Tracking Early Human Presence in North America and Beringia during the Late Pleistocene through Bayesian Age Modeling
This is an abstract from the "SAA 2019: General Sessions" session, at the 84th annual meeting of the Society for American Archaeology.
The timing of early human presence in the Americas is a debated topic in First Americans research. The variable of time is, after all, fundamental in the study of human dispersal; it forms a base with which to elucidate spatio-temporal patterns, study applicable bio-cultural processes, and frame environmental data. As such, this investigation analyses current chronometric and archaeological records from North America and Beringia, using a Bayesian age-modelling approach. The incorporation of 42 archaeological components from across these regions into five categories - pre-Clovis, Beringian Tradition, Clovis, Clovis-coeval, and Western Stemmed Tradition - allow for a region-wide analysis that produces a clearer image of early human dispersals into the American continent. Results obtained are framed against current data on faunal extinctions, ancient DNA, and climatic records.
Cite this Record
Tracking Early Human Presence in North America and Beringia during the Late Pleistocene through Bayesian Age Modeling. Lorena Becerra-Valdivia, Katerina Douka, Thomas Higham.
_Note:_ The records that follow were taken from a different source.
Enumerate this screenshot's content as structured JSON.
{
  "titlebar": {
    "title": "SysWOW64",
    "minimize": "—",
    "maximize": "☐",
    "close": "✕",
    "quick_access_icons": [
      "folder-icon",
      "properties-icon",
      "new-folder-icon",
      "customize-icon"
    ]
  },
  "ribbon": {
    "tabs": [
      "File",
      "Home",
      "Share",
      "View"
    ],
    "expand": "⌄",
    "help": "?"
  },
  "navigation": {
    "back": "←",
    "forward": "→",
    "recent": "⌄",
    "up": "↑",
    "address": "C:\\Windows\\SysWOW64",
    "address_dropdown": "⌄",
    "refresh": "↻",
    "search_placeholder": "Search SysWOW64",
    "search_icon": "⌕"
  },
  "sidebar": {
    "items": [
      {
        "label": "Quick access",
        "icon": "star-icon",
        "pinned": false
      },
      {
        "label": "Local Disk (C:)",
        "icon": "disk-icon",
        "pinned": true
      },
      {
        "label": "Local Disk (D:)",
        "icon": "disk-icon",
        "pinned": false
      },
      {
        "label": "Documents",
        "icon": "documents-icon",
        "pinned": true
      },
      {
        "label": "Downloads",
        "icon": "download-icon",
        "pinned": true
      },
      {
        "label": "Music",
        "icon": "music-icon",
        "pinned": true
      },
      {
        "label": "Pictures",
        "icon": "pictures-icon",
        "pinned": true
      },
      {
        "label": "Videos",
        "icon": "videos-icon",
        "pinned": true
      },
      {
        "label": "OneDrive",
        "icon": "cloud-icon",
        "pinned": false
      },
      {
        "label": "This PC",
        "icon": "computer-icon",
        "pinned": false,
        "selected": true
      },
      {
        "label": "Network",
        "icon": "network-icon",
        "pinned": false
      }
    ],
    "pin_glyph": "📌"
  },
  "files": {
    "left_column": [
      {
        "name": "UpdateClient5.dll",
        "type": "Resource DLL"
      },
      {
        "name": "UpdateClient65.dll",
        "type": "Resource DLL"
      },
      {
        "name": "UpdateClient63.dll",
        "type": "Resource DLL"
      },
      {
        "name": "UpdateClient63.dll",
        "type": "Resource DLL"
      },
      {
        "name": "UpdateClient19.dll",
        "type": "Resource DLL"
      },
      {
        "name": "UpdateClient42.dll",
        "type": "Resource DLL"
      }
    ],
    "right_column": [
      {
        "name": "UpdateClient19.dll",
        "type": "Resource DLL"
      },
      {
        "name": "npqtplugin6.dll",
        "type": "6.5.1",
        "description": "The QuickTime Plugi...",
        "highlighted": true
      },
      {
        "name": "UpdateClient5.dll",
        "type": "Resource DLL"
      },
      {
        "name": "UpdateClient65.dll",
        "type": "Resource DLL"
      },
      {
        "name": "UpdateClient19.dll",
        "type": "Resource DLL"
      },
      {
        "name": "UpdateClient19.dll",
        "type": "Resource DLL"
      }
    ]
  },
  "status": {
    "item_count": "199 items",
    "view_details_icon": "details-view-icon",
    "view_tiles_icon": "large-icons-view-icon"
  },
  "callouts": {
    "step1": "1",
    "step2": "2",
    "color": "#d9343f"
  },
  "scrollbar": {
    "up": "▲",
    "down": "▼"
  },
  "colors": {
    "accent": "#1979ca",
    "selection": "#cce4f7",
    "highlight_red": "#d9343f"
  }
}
Presented at The 84th Annual Meeting of the Society for American Archaeology, Albuquerque, NM. 2019 ( tDAR id: 450176)
This Resource is Part of the Following Collections
min long: -168.574; min lat: 7.014 ; max long: -54.844; max lat: 74.683 ;
Abstract Id(s): 24580